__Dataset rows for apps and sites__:
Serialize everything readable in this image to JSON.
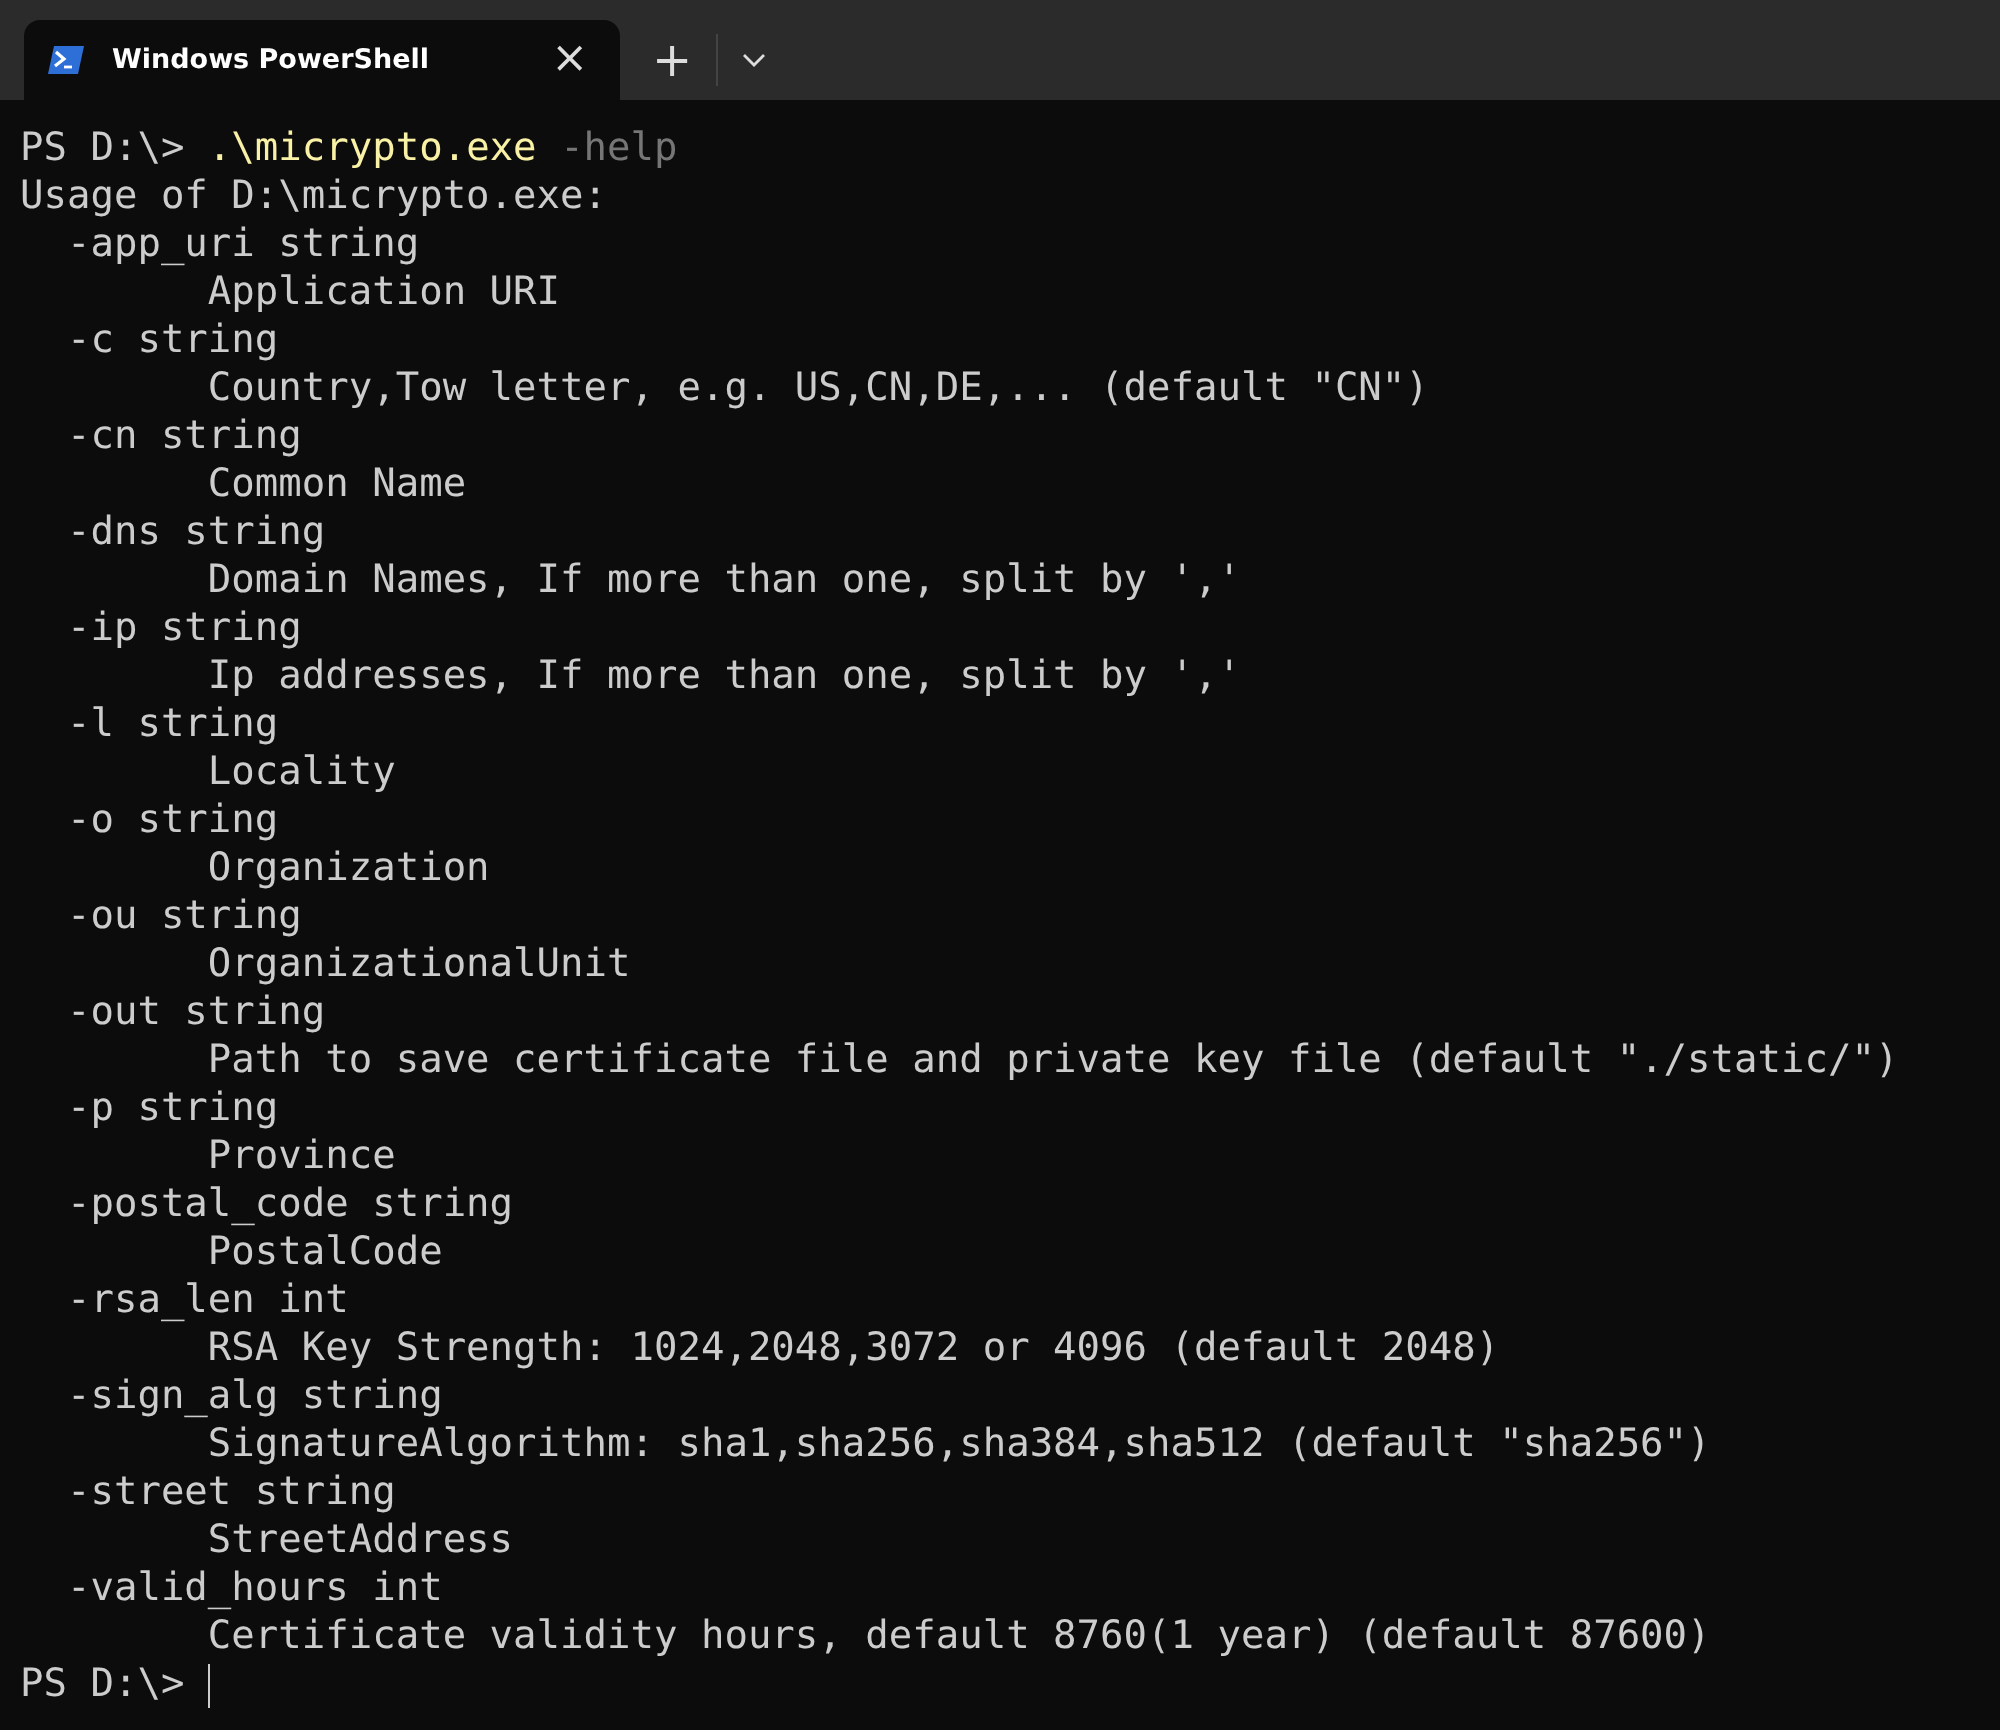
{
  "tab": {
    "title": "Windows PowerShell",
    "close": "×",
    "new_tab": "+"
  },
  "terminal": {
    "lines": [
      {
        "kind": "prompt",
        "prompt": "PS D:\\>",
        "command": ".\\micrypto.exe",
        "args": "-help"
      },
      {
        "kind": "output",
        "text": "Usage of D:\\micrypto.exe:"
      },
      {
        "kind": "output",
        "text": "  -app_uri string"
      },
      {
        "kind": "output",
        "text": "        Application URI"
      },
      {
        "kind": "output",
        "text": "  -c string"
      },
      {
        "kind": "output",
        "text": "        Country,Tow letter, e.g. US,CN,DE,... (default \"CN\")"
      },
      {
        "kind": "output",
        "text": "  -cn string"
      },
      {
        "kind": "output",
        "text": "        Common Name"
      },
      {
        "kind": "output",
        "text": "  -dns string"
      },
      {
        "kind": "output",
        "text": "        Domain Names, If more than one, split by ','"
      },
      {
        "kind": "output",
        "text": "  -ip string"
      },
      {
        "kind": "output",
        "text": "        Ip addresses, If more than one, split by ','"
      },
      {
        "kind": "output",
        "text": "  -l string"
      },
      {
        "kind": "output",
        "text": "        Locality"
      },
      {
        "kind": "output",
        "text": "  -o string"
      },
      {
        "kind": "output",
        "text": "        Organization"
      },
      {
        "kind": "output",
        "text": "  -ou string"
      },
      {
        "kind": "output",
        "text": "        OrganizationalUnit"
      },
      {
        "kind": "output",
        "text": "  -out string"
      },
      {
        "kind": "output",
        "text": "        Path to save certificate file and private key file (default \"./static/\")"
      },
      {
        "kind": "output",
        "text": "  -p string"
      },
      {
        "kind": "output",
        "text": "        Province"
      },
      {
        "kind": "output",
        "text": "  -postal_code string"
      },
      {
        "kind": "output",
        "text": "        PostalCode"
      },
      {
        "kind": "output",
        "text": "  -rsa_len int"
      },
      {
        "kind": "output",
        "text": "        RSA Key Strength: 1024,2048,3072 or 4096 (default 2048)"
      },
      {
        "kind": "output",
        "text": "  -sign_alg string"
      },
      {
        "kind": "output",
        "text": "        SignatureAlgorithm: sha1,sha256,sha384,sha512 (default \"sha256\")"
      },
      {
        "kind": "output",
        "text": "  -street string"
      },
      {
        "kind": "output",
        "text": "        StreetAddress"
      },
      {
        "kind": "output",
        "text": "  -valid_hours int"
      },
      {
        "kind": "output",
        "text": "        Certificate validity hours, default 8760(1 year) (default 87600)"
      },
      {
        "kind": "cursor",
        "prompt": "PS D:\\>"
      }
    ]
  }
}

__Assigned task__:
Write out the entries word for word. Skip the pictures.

__Written response__:
Serialize everything readable in this image to JSON.
{
  "tab": {
    "title": "Windows PowerShell",
    "close": "×",
    "new_tab": "+"
  },
  "terminal": {
    "lines": [
      {
        "kind": "prompt",
        "prompt": "PS D:\\>",
        "command": ".\\micrypto.exe",
        "args": "-help"
      },
      {
        "kind": "output",
        "text": "Usage of D:\\micrypto.exe:"
      },
      {
        "kind": "output",
        "text": "  -app_uri string"
      },
      {
        "kind": "output",
        "text": "        Application URI"
      },
      {
        "kind": "output",
        "text": "  -c string"
      },
      {
        "kind": "output",
        "text": "        Country,Tow letter, e.g. US,CN,DE,... (default \"CN\")"
      },
      {
        "kind": "output",
        "text": "  -cn string"
      },
      {
        "kind": "output",
        "text": "        Common Name"
      },
      {
        "kind": "output",
        "text": "  -dns string"
      },
      {
        "kind": "output",
        "text": "        Domain Names, If more than one, split by ','"
      },
      {
        "kind": "output",
        "text": "  -ip string"
      },
      {
        "kind": "output",
        "text": "        Ip addresses, If more than one, split by ','"
      },
      {
        "kind": "output",
        "text": "  -l string"
      },
      {
        "kind": "output",
        "text": "        Locality"
      },
      {
        "kind": "output",
        "text": "  -o string"
      },
      {
        "kind": "output",
        "text": "        Organization"
      },
      {
        "kind": "output",
        "text": "  -ou string"
      },
      {
        "kind": "output",
        "text": "        OrganizationalUnit"
      },
      {
        "kind": "output",
        "text": "  -out string"
      },
      {
        "kind": "output",
        "text": "        Path to save certificate file and private key file (default \"./static/\")"
      },
      {
        "kind": "output",
        "text": "  -p string"
      },
      {
        "kind": "output",
        "text": "        Province"
      },
      {
        "kind": "output",
        "text": "  -postal_code string"
      },
      {
        "kind": "output",
        "text": "        PostalCode"
      },
      {
        "kind": "output",
        "text": "  -rsa_len int"
      },
      {
        "kind": "output",
        "text": "        RSA Key Strength: 1024,2048,3072 or 4096 (default 2048)"
      },
      {
        "kind": "output",
        "text": "  -sign_alg string"
      },
      {
        "kind": "output",
        "text": "        SignatureAlgorithm: sha1,sha256,sha384,sha512 (default \"sha256\")"
      },
      {
        "kind": "output",
        "text": "  -street string"
      },
      {
        "kind": "output",
        "text": "        StreetAddress"
      },
      {
        "kind": "output",
        "text": "  -valid_hours int"
      },
      {
        "kind": "output",
        "text": "        Certificate validity hours, default 8760(1 year) (default 87600)"
      },
      {
        "kind": "cursor",
        "prompt": "PS D:\\>"
      }
    ]
  }
}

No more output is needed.